KARACHI: The Sindh High Court on Monday directed the Sindh government to provide “foolproof and absolute” security for the election process to be held as and when the Azad Jammu and Kashmir Election Commission notified a date for election on two seats of the AJK Legislative Assembly in Karachi.
With this order, a division bench headed by Justice Muhammad Athar Saeed disposed of a petition of the Muttahida Qaumi Movement against the deferment of Azad Jammu and Kashmir election for the Karachi seats.
The bench also directed the Sindh government to take the stakeholders into confidence before sending its report to the AJK Election Commission if it reached the conclusion that the election could not be held due to a deteriorated law and order situation in the city.
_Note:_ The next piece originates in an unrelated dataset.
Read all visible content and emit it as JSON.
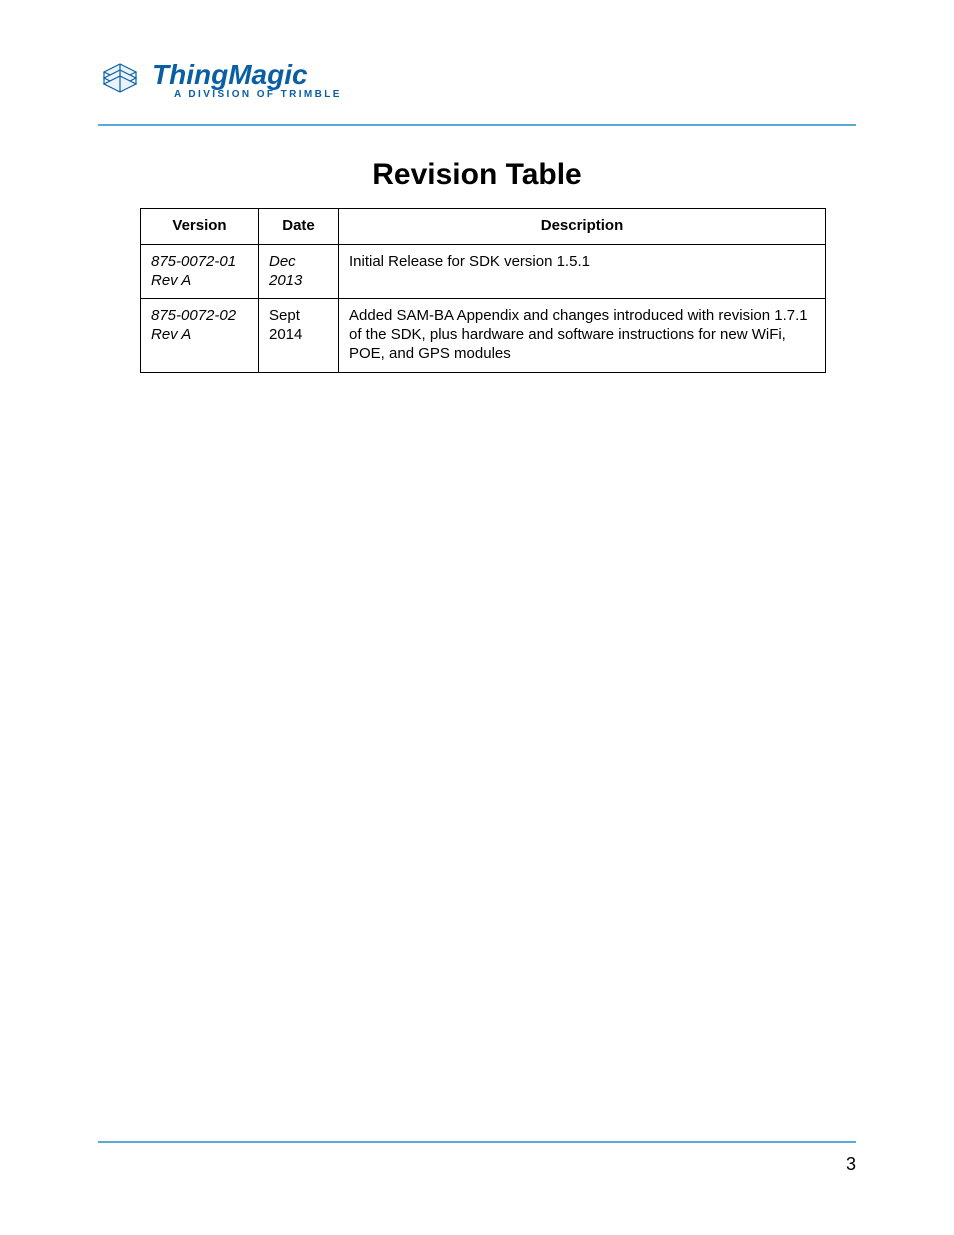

The party’s former assembly member Saleem Butt and Tahir Khokhar, represented by Farogh Naseem, approached the SHC on behalf of their party against the deferment of election citing the AJK Chief Election Commissioner and the federal and provincial governments and the Sindh police chief as respondents.
The petitioners challenged the report of the DIG (Headquarters) about the adverse law and order situation in Karachi, which became the basis for the postponement of elections on LA-30 and LA-36 by the AJK CEC.
The petitioners mainly requested the court to declare the report of the DIG annulled as it was prepared behind the back of the candidates and with mala fide intentions to seek postponement of the elections.
Their counsel submitted that there was no threat to the peace, law and order as the Sindh chief minister only two days before that report, while making a speech at the floor of the Sindh Assembly, quoted figures that categorically stated law and order in Sindh had improved and was improving further.
On Monday, Sindh Advocate General Abdul Fatah Malik placed on record a statement of the legal consultant of the provincial police chief making a commitment that he would provide security as and when the AJK Election Commission notified a date for the elections.
The chief provincial law officer submitted that if the law and order situation deteriorated to an extent that the election could not be held in a peaceful manner, a report should be sent to the AJK Election Commission that might take the stakeholders into confidence before the postponement of elections.
The court in its order said: “We would dispose of this petition by directing the Government of Sindh to provide foolproof and absolute security for the election process to be held as and when the Azad Jammu and Kashmir Election Commission notifies a date of election in LA-30 and LA-36 and if after announcement of such election schedule the Government of Sindh arrives at a conclusion that the law and order situation has deteriorated to the extent that it is not possible to hold election, then before sending the report to the Azad Jammu and Kashmir Election Commission, they will take the stakeholders in confidence and then generate and send the report.”
The bench further observed: “However, even if the stakeholders do not agree with the report, the Government of Sindh in its discretion may send the same to the Election Commission.”